“Hong . . . advances the history of the repeal of Asian exclusion in the US beyond its longstanding pre–WW II focus on China and Japan. She instead concentrates on the years between the war and the landmark 1965 Immigration and Nationality Act. In that period she finds complex interaction between domestic and international developments that affected the status of immigrants from India and the Philippines, as well as those from China and Japan. . . . As the author mines public and private research sources across the Pacific, she keenly elucidates these questions and hints that this is merely part of a much larger analysis of post–WW II immigration.”—CHOICE

"By exploring the nuances and negotiations that took place among Asian Americans, Asian nationalists, and white elites in Washington, Hong provides both a forthright critique of the limits of American racial liberalism as well as a far richer understanding of repeal."—Pacific Historical Review

"I have studied American immigration and racial history extensively, yet Hong’s book revealed a plethora of new information to me. Hong’s efforts to expand the history of Asian exclusion and its repeal have resulted in a significant work. It is a must read for any scholar interested in American immigration history."—Southern California Quarterly

"Masterfully chronicles how, over the course of less than a century, a transpacific movement transformed the United States from a country that barred Asians from immigration and citizenship to the nation that receives more immigrants from Asia than anywhere else in the world." —California HIstory

"Jane Hong offers an impressive examination of the multiple forces that shaped America’s repeal of Asian exclusion, and adds depth and nuance to U.S. immigration history, braiding it with the history of U.S. diplomacy and civil rights. By investigating the dismantling of the Asian exclusion regime, Hong refines understandings about the United States’s growing internationalism and underscores its transpacific shift during the early twentieth century." —Cindy I-Fen Cheng, University of Wisconsin-Madison
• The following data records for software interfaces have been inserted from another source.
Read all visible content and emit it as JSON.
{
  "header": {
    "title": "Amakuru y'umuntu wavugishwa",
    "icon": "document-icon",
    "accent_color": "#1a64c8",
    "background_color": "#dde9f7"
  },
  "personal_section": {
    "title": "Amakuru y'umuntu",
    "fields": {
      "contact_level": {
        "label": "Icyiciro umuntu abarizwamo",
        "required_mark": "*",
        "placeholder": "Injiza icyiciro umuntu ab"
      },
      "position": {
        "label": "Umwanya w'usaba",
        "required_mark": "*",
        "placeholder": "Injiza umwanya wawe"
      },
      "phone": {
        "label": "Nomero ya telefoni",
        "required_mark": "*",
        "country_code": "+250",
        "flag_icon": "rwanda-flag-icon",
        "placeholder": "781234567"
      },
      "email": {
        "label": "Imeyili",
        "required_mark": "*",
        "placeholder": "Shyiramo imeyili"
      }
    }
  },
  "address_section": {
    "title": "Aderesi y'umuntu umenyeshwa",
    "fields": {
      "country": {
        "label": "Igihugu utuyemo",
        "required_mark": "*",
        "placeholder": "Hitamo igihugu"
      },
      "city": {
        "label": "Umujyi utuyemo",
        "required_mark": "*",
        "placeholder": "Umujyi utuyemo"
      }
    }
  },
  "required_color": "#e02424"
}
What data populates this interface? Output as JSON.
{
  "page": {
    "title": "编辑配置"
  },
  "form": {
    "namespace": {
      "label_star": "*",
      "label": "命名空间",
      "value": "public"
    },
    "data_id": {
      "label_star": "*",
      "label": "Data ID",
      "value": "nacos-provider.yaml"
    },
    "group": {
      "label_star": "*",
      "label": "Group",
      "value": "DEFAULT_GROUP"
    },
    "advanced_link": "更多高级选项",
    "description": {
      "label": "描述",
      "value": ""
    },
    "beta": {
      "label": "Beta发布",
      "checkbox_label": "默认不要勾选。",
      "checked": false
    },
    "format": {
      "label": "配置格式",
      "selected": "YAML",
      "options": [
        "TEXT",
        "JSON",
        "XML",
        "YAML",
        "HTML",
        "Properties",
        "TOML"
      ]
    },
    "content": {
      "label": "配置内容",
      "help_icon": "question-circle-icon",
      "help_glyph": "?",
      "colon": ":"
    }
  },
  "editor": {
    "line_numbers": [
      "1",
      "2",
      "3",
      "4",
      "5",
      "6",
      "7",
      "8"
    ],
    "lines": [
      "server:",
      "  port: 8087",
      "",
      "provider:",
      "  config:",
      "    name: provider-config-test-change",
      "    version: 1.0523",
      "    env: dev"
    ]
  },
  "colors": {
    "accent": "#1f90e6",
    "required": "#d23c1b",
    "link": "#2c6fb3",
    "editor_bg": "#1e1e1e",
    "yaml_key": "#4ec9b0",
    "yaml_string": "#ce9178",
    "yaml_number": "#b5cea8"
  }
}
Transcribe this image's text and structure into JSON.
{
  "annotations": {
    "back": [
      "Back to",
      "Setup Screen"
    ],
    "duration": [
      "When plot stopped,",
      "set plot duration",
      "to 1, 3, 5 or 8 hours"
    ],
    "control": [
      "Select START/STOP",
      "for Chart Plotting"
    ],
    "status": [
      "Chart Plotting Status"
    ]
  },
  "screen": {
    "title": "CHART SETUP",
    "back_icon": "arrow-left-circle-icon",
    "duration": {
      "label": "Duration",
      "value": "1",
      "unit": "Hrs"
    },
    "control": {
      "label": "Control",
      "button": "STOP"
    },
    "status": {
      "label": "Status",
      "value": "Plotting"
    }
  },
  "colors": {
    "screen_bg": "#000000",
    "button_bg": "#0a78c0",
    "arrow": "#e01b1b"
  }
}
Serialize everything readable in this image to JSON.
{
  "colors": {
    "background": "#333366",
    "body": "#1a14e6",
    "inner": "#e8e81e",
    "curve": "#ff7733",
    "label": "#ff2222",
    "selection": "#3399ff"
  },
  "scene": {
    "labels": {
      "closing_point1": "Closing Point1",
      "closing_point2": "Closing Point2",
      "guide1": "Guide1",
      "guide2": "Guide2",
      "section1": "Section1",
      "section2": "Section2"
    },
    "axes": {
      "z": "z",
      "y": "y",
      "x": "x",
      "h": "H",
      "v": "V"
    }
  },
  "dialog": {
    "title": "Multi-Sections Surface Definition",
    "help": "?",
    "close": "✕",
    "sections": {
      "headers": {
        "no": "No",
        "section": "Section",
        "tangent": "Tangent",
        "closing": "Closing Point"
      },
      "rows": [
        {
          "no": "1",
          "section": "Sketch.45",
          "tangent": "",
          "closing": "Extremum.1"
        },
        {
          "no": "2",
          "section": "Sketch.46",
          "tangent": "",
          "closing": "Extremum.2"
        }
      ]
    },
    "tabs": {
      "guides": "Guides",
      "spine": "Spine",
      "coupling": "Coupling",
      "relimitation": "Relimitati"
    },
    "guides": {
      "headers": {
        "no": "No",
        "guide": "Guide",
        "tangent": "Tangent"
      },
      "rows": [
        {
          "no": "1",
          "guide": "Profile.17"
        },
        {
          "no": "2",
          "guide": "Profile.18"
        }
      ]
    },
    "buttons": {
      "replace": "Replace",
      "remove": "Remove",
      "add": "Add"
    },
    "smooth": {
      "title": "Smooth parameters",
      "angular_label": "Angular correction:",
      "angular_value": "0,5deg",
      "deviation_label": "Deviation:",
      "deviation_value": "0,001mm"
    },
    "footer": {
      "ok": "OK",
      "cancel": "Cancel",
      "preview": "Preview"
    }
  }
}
"This book contains compelling analysis, astute observations, and a number of new and important sources. Hong makes intriguing and complex arguments while tracing the complicated transpacific struggle for repealing exclusion." —Charlotte Brooks, Baruch College